### To do
Identify all lines below that hold "icon" and collect them.

### Working data
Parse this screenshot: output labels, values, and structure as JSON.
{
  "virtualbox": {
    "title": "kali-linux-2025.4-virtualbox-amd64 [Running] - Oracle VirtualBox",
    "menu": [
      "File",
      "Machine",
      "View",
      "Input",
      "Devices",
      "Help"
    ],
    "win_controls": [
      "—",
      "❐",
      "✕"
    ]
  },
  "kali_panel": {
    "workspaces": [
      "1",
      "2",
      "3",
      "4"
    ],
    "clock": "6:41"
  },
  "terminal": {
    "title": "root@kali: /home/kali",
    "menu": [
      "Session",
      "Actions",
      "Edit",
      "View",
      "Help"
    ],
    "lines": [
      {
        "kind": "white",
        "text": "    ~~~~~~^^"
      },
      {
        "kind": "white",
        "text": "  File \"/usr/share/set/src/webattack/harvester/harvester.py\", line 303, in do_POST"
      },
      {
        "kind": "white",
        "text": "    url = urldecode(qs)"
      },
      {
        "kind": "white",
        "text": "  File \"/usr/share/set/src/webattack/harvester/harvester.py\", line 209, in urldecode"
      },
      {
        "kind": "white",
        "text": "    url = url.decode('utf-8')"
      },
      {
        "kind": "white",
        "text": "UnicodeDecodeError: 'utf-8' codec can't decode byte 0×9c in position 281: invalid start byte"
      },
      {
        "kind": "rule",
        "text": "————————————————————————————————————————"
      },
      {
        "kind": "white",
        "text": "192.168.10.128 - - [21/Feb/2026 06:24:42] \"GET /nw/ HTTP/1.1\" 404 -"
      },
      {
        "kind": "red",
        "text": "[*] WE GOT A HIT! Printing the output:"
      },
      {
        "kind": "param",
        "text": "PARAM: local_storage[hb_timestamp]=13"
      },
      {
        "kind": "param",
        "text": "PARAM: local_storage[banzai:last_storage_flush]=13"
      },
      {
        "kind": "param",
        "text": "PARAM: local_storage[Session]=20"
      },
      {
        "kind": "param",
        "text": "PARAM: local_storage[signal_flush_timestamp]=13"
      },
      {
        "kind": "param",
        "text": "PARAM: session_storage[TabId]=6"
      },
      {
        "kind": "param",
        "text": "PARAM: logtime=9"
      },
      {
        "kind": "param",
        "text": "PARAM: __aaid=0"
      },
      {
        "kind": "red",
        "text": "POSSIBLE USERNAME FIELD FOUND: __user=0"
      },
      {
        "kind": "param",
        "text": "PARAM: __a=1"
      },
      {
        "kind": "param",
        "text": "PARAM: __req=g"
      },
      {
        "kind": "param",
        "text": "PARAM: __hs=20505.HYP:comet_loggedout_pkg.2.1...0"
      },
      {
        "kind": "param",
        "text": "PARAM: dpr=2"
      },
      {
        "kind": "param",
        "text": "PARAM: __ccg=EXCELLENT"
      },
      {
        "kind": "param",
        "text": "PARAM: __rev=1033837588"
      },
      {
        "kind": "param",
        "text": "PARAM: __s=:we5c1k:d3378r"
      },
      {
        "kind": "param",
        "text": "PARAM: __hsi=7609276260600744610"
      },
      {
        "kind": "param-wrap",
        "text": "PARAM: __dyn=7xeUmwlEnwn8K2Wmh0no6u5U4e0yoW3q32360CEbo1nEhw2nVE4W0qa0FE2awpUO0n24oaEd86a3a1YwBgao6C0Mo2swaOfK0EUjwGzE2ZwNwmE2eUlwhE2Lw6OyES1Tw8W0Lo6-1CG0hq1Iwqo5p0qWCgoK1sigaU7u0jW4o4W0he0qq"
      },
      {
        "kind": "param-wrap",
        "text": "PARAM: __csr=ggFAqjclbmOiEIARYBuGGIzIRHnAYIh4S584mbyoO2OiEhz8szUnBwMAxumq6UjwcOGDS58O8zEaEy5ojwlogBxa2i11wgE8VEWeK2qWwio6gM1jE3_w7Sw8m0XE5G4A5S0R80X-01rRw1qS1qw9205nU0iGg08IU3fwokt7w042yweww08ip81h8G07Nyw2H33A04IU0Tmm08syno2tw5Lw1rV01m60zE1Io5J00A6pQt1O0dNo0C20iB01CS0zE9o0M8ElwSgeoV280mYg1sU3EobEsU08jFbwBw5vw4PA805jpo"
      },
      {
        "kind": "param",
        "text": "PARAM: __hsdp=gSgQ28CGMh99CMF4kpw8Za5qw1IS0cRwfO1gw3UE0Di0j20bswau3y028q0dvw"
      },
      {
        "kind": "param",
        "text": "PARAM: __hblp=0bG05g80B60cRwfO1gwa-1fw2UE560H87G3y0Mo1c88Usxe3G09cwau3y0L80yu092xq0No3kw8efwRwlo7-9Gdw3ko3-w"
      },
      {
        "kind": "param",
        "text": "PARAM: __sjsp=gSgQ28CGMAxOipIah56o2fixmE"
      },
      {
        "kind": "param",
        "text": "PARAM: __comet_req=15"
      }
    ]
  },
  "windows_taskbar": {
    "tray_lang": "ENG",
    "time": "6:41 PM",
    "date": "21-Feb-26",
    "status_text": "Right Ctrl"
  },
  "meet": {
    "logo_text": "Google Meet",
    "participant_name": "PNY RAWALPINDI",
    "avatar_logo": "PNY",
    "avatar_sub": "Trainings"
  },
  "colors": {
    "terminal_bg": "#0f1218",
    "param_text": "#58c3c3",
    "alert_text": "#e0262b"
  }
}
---
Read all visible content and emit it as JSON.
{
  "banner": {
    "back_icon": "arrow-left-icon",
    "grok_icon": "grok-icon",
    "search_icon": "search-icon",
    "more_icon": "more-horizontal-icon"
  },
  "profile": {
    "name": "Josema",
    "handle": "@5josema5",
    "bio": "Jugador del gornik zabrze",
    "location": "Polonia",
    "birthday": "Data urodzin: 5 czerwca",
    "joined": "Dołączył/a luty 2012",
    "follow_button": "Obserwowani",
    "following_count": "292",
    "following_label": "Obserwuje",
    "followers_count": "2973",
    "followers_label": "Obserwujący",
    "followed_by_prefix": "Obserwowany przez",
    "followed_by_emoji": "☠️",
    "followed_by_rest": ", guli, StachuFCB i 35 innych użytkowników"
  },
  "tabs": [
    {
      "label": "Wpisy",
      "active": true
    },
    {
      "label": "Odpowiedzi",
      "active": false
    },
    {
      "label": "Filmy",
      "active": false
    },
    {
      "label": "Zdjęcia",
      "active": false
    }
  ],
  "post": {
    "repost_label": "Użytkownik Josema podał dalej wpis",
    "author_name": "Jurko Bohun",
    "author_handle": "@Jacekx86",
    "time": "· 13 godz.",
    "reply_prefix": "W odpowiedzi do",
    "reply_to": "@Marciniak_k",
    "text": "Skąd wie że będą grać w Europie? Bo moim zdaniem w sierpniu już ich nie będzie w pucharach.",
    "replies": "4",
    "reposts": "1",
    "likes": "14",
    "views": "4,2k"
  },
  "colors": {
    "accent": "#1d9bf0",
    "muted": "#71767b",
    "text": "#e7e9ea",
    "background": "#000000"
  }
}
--
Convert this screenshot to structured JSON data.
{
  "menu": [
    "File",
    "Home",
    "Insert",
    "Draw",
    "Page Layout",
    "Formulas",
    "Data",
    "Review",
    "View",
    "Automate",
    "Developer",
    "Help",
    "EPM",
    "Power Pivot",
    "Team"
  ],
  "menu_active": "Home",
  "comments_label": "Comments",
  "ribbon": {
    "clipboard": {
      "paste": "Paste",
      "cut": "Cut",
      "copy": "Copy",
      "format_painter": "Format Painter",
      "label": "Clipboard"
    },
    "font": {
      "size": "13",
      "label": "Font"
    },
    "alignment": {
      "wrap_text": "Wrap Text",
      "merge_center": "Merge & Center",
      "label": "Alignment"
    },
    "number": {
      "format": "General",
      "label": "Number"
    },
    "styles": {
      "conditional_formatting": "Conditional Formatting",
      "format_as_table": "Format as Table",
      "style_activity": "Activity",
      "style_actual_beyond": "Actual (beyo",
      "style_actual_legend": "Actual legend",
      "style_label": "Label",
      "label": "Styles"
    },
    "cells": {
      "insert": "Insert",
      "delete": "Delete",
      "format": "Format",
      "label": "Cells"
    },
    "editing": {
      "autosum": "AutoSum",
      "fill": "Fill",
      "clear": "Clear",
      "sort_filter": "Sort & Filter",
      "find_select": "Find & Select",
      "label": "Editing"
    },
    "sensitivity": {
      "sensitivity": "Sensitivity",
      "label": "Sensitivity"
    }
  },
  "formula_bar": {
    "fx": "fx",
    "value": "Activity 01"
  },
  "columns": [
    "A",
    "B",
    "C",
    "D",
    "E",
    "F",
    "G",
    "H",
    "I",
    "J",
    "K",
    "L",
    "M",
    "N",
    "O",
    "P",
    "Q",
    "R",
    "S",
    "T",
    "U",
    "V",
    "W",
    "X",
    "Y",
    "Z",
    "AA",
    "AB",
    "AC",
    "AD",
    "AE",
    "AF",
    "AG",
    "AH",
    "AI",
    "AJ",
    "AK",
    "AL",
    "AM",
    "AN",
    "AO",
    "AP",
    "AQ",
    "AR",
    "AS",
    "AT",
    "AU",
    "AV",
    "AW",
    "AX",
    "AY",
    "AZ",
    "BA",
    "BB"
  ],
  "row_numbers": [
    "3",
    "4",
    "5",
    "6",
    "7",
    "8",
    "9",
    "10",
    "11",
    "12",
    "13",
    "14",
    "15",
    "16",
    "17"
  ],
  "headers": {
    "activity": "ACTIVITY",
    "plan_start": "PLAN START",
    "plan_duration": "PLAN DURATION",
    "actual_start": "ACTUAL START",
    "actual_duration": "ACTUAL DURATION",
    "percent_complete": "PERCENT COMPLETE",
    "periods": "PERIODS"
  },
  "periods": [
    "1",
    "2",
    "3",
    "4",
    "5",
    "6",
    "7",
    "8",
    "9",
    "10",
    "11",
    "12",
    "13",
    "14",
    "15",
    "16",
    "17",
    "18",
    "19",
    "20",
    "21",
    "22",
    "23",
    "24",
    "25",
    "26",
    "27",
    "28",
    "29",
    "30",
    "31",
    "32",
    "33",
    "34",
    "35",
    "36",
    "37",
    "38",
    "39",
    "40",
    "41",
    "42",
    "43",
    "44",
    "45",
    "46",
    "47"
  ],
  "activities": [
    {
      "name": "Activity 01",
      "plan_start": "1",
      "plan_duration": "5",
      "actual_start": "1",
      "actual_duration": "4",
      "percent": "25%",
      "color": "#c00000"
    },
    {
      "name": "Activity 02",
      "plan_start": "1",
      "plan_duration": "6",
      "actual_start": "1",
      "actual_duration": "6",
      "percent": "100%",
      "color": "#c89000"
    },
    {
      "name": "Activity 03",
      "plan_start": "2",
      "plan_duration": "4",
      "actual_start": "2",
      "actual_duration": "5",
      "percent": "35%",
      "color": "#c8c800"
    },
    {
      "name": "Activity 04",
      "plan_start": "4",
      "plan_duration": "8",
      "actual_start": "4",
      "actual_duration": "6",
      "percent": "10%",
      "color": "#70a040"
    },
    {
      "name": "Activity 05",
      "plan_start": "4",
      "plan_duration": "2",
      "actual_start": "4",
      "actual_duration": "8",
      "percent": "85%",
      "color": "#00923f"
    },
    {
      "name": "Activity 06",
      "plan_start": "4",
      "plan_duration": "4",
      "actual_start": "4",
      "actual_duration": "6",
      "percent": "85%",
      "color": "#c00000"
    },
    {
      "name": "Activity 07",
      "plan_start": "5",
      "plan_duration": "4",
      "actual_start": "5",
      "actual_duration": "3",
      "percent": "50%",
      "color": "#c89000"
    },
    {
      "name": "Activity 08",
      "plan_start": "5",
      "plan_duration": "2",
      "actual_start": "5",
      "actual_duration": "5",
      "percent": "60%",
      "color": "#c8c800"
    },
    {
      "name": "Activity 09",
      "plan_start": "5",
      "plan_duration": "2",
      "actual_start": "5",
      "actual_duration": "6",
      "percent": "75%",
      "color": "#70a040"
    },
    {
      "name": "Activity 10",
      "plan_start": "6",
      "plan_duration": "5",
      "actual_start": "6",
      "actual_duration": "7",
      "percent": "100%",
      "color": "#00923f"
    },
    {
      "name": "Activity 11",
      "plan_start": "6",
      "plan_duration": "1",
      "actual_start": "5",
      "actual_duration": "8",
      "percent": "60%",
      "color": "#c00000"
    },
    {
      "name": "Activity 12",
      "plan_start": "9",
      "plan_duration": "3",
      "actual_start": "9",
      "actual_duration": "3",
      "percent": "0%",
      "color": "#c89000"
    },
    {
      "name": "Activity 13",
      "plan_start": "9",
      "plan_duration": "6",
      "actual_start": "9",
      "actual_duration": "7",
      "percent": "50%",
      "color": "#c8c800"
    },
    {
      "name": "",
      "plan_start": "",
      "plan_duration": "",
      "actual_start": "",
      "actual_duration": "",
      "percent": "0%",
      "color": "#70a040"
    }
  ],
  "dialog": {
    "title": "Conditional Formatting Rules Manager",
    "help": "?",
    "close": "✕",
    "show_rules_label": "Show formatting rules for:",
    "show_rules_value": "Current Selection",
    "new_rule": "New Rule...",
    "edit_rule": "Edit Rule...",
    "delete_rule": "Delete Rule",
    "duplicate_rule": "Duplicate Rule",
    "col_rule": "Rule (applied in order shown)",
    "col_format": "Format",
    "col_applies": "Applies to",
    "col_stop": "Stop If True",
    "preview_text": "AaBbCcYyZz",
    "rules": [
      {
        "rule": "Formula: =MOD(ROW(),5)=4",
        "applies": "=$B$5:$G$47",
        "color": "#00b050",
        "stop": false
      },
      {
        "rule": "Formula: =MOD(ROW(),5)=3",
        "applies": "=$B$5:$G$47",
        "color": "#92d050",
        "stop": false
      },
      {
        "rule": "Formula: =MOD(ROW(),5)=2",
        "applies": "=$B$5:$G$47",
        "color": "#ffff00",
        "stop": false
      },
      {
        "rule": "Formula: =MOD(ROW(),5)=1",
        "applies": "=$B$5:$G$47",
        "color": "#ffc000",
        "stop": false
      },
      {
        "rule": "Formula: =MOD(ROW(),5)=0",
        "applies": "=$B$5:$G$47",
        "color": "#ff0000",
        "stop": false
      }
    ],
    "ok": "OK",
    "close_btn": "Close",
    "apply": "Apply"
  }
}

### Result of this exercise
    "back_icon": "arrow-left-icon",
    "grok_icon": "grok-icon",
    "search_icon": "search-icon",
    "more_icon": "more-horizontal-icon"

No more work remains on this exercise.